[Exercise directions] Go through the entries below line by line and count those containing "title"; the answer is that count alone.

[Records shown]

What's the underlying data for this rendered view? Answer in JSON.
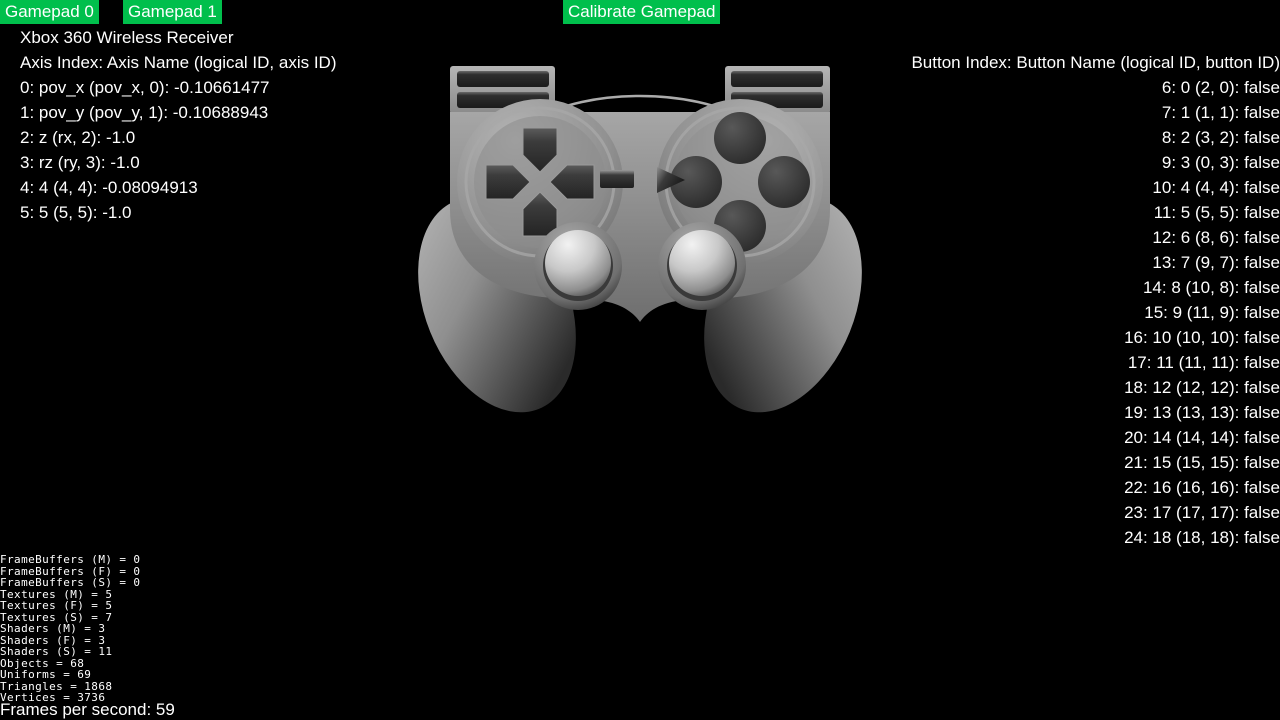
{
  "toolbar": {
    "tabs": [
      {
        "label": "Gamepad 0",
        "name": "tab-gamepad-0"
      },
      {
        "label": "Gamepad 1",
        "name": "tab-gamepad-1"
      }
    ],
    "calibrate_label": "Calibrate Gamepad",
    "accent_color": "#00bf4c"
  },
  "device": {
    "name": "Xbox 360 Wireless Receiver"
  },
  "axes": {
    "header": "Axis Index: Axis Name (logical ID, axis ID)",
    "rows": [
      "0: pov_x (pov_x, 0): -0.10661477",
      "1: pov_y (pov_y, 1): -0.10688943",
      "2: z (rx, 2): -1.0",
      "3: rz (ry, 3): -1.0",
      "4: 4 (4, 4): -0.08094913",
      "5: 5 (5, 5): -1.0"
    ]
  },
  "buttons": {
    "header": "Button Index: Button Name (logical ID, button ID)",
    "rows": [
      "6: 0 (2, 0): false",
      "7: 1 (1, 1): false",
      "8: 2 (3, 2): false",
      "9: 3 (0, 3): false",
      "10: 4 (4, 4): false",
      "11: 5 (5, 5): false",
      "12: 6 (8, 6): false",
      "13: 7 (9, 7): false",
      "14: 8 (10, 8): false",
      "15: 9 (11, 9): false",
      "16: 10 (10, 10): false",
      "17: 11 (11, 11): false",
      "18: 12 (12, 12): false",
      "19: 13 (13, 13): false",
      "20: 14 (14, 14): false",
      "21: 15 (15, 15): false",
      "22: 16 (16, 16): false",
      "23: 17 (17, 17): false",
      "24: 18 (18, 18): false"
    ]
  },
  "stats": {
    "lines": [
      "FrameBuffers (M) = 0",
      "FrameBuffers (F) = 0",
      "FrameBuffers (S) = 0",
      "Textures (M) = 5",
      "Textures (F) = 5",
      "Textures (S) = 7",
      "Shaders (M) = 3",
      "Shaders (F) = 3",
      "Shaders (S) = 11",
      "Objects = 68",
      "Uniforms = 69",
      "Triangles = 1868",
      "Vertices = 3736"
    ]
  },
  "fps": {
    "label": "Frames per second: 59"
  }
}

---

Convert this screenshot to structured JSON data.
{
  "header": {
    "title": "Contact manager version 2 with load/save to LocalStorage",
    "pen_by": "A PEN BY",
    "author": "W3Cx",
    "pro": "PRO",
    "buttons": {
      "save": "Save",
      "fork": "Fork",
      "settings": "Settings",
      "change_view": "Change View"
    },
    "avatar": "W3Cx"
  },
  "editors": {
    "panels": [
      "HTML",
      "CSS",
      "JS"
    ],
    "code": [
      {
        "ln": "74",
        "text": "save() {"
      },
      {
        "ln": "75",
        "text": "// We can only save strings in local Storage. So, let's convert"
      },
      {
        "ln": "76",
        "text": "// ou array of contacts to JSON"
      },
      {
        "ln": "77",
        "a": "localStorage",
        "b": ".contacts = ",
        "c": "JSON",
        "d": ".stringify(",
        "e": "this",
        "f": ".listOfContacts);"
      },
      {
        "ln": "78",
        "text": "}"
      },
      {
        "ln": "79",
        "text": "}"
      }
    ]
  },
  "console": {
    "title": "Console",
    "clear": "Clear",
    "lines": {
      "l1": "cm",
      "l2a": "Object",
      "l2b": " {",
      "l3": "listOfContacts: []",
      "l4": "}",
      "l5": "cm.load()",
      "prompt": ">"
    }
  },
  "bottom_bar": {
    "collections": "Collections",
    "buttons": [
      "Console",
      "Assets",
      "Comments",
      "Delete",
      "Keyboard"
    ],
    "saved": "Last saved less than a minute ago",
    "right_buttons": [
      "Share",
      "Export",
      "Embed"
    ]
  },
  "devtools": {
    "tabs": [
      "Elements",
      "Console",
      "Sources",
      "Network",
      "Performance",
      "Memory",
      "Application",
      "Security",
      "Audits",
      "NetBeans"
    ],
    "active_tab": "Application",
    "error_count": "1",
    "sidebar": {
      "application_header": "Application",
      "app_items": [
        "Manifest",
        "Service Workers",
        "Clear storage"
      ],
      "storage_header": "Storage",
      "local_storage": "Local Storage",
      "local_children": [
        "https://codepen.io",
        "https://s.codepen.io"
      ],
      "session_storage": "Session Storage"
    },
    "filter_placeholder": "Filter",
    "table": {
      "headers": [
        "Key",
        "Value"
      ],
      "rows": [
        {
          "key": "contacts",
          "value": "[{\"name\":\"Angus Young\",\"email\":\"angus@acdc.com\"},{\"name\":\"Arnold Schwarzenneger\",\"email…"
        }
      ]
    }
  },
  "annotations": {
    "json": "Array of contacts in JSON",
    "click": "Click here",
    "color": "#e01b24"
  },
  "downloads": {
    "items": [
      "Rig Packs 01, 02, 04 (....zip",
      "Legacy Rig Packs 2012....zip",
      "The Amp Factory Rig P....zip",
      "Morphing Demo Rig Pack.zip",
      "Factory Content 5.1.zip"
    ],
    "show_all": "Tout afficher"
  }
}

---

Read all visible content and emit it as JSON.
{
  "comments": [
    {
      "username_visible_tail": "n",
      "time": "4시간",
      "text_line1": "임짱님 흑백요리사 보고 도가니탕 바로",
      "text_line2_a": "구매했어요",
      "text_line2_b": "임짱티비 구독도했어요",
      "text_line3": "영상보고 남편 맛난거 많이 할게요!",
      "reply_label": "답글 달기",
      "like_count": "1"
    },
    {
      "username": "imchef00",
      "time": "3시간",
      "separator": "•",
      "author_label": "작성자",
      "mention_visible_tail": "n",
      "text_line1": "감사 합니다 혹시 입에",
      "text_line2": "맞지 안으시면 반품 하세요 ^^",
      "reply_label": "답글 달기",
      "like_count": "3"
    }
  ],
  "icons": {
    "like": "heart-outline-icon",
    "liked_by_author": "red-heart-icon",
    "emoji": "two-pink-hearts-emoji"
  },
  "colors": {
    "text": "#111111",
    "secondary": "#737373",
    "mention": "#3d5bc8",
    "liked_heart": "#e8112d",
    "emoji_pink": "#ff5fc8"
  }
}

[Completed task] 2